Assumptions matter: A perspective from the northern wall

  • Published
  • By Maj. Adam Morgan
  • 821st Security Forces Squadron Commander
Thirty-fourth president and first Supreme Allied Commander Europe Dwight D. Eisenhower is known to have said “Plans are nothing; but planning is everything.”

Most can agree that plans are often overcome by events, or OBE, by the time it comes to execution. Human interactions, technological improvements, and alterations in the physical and cyber terrain are usually too dynamic to be rigidly confined to paper. “No plan survives first contact with the enemy” and all that.

But the second half of Ike’s statement is just as compelling; by acknowledging that plans quickly become OBE, we should not just ‘wing it.’ Instead, we build and invest in processes which continuously evaluate planning elements and assumptions, rather than entrusting our fate to heroics.

Through the routine and careful revisiting, and even testing of existing assumptions, we usually discover more about our own weaknesses and strengths as well as those of our potential adversaries. To brutalize Sun Tzu, “If you know yourself and your enemy, you will never know defeat.” Information, whether it be from the Intelligence Community, open source reporting, accurate SITREPS, and systematic reviews of programs is paramount to feeding this analysis.

Take the concept of the ‘permissive environment,’ which is a prevalent assumption in most CONUS-based planning. This assumption essentially means we can do what we want when we want because our opponents are either incapable or unwilling. Air, space, and cyberspace superiority, secure basing, and other unhindered operations are features of the permissive, or unchallenged, environment.

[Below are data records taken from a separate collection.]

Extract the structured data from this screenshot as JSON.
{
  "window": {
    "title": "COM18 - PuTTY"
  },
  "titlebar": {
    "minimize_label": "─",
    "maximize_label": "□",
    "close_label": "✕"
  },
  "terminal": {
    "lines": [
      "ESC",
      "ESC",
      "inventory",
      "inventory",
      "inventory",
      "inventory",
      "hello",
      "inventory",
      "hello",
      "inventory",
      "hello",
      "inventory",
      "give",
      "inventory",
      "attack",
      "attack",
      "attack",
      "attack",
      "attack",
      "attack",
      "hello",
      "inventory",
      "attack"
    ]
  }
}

In light of resurgent international competition in Europe and the Pacific, in all domains, do all our activities truly operate in an unchallenged environment? How many current operations and future plans are built on the permissive environment assumption? How many waivers or deviations from established but under-resourced requirements rely on the overriding belief that it cannot happen ‘here?’ How quickly assumptions can change: Hannibal’s elephants over the Alps, Pearl Harbor, the Tet Offensive, and 9/11 are all examples which demonstrate how quickly the operational environment alters. Is our readiness-resources, manpower, training-postured or at least building toward the threats to come?

This gray area is where young CGOs and the junior NCOs can thrive. They are the plans OICs, the training NCOs, and the readiness monitors. They are the closest to the ‘problem;’ that is the person best positioned to identify the gap and build to a solution.

In light of our dynamic environment, all program managers, enlisted and officer, owe it to their commander not to gloss over shortfalls. Training staffs must frequently apprise their commanders on what is not getting done due to resource or qualification constraints. And the useful staff officer will advise her commander not just on what is broken, but plan out how to correct the gap, that is, how to get to yes. Commanders all have a ‘1 to N’ list of priorities; there is no shame in developing ‘N,’ you at least have made the list. And even if it is a dormant priority, your commander is now equipped for when opportunity has met your preparation.

But how do young staff officers and NCOs identify gaps? Well, they must revisit the assumptions.

Take for instance a support agreement, where another organization has agreed to provide capability that you need, a capability that your organization cannot generate organically. Have you contacted them lately? Do you even know their phone number? If they are military, do they also deploy that capability-implying that capability may not be there when you need it?

Assuming positive feedback, have you exercised the relationship? Here is where your inspection teams and wing planning offices can earn their pay. Because if you have not tested the agreement, you cannot know that it actually works. And if it works, without testing, it probably will not work well.

Concerning materiel-what capability or requirement have you been waiving which you might need in that contested environment? Does your organization have a plan or messaged an actionable unfunded requirement to fill this gap? Very few requirements and capabilities are the kind that your organization will NEVER need. Be careful in using the ‘permissive environment’ assumption to justify its liquidation, because the day that assumption is invalidated is the day you will need it.

It is OK to start a plan that will take some years to achieve; build continuity concurrently with your planning so it can be carried and even finished by those who follow you. Build for the long game to ensure we can overcome in the contested environment.